[Page 100, line 1] Auckland Leaving Wellington on October 22, Kipling travelled through Napier, Taupo, Wairakei, and Rotorua to Auckland, where he arrived on October 28 (Primrose, pp. 14-15).
[Page 100, line 4] a rising river The River Esk.
[Page 100, line 10] apteryx J.B. Primrose says that “opinion in New Zealand is divided on the question of whether Kipling could have eaten an apteryx. Some think that the locals were `pulling his leg’ about the kiwi.
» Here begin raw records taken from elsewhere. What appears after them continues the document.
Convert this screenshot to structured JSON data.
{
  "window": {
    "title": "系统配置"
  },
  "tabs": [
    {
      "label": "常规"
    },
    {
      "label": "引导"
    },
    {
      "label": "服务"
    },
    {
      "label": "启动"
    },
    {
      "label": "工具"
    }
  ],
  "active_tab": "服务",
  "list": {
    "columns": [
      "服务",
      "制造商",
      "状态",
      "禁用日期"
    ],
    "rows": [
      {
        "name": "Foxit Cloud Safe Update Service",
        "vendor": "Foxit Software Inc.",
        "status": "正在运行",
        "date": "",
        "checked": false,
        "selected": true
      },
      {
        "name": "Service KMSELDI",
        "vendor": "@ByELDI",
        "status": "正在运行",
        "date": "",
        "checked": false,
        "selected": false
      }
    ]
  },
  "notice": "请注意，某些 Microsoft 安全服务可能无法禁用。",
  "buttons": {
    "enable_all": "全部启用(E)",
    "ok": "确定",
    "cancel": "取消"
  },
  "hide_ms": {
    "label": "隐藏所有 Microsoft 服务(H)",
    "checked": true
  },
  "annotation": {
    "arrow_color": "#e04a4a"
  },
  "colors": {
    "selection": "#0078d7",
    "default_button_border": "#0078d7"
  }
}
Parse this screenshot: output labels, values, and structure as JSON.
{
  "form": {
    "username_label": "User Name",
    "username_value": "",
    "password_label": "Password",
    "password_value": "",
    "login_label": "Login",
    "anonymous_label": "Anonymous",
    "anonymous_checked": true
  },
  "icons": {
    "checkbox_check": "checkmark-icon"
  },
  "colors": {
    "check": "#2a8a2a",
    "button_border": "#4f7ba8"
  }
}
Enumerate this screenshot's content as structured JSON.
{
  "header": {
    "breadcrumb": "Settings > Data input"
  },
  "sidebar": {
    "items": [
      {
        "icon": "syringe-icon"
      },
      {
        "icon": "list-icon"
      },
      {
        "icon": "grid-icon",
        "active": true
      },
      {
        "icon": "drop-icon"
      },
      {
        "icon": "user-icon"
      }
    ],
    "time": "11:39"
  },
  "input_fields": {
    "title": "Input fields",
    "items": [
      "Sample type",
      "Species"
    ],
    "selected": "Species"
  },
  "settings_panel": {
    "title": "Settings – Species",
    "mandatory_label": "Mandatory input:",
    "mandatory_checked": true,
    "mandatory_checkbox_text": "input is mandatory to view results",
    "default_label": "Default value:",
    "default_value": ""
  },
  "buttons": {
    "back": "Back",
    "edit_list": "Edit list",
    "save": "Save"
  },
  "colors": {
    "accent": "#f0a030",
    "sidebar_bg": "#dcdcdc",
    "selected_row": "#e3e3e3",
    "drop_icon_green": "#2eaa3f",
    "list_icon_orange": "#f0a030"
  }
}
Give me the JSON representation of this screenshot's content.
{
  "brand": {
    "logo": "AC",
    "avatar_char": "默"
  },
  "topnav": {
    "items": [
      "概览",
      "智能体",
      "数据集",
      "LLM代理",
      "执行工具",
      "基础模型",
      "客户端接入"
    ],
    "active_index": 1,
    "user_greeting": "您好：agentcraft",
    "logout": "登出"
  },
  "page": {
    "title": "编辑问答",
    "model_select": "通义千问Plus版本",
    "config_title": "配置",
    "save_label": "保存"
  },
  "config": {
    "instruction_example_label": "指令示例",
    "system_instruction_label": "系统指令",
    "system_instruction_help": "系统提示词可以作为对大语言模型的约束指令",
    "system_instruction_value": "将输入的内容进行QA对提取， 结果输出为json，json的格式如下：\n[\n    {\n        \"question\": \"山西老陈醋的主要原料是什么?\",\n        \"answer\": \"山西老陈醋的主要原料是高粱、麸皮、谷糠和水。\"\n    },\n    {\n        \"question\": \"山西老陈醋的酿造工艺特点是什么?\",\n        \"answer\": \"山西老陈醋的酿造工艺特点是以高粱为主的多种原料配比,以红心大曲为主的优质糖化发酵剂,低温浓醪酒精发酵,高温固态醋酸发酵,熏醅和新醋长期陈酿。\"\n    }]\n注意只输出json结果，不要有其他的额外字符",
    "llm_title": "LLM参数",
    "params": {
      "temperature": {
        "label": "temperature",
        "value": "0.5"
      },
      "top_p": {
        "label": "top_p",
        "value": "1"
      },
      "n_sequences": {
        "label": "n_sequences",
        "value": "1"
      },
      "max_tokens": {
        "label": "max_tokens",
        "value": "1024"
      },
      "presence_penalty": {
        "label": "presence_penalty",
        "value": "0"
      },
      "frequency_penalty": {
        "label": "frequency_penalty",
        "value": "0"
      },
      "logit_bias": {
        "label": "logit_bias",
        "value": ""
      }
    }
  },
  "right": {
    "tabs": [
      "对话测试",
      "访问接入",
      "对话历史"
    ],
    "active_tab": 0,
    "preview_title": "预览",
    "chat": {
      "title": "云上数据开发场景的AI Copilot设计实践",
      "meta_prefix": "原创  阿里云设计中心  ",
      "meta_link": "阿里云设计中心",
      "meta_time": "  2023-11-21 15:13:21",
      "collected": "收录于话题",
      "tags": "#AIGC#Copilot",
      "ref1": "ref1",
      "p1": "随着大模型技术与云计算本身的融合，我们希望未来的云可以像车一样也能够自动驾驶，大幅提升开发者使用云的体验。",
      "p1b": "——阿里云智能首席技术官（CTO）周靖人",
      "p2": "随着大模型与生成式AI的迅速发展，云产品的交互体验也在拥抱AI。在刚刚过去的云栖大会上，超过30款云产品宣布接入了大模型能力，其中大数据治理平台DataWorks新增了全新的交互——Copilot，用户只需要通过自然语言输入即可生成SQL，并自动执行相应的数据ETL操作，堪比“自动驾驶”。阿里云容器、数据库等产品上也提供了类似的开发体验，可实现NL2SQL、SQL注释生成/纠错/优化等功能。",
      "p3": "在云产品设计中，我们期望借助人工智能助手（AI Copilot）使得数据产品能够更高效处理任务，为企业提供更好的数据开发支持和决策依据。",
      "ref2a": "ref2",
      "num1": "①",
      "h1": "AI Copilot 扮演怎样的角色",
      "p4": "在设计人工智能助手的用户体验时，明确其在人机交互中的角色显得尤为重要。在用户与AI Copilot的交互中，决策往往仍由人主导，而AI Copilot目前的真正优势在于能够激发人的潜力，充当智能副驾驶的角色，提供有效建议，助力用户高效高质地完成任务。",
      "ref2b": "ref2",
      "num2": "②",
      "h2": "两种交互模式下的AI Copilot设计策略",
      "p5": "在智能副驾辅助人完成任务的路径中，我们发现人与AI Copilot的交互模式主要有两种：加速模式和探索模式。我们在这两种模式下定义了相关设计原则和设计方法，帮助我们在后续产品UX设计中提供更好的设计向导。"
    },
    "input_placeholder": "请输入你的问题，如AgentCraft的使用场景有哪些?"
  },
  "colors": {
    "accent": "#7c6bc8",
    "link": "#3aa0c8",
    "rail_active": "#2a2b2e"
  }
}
Others maintain that the kiwi, though its flesh is coarse in texture and tough, can be eaten”. (Primrose, p. 14).
[Page 100, line 24] Robert Louis Stevenson (1850-94) The poet and story-teller had resided in Samoa since 1890; his letter of praise to Kipling on the Mulvaney stories appears in Stevenson’s Letters, ed. Sidney Colvin (New York, Scribners, 1905), II, 257.
[Page 101, line 1] The Wrong Box 1889, in collaboration with Lloyd Osbourne.
[Page 101, line 5] spluttering over my meal “I have got R.L. Stevenson’s `In the Wrong Box’ and laughed over it dementedly when I read it. That man has only one lung but he makes you laugh with all your whole inside” (Kipling to Edmonia Hill, Boston, September 17, 1889: Kipling Papers).
[Page 101, line 11] back to India In fact, Kipling found that the regular steamer connections were such as to make a trip to Samoa impossible on his schedule (Primrose, p. 13).
[Page 101, line 23] `Mrs. Bathurst’ Published in March 1904 (Traffics and Discoveries).
[Page 101, line 28] increasing seas Kipling returned to Wellington from Auckland and sailed on the S.S. Talune for the South Island and Australia on November 2.
[Page 102, line 1] Invercargill In fact, Kipling’s ship sailed from Bluff, at the southernmost extremity of the South Island.
[Page 102, line 2] General Booth William Booth (1829-1912), founder of the Salvation Army: he boarded the ship at Dunedin, not Invercargill.
[Page 102, line 10] Atlantic Corrected to “Pacific” in later printings: more strictly, the Tasman Sea is meant.
[Page 102, line 20] Adelaide Kipling sailed from Adelaide for Colombo on the S.S. Valetta, November 25, 1891.
[Page 103, line 11] `if by… save some’ Cf. 1 Corinthians 9:22: “that I might by all means save some.”
[Page 103, line 22] native-fashion among natives The Salvationist movement in India, which began in the year that Kipling returned to India from England, stressed the importance of living in native style for the missionaries.
[Page 104, line 5] Degrees were being conferred In 1907, when Kipling, Booth, and Mark Twain were awarded honorary degrees on the nomination of Lord Curzon, the new chancellor of the university.
[Page 104, line 28] only real home I had yet known This is somewhat misleading: there were no plans at this time for Kipling’s parents to come home, and Kipling himself had every intention of revisiting India.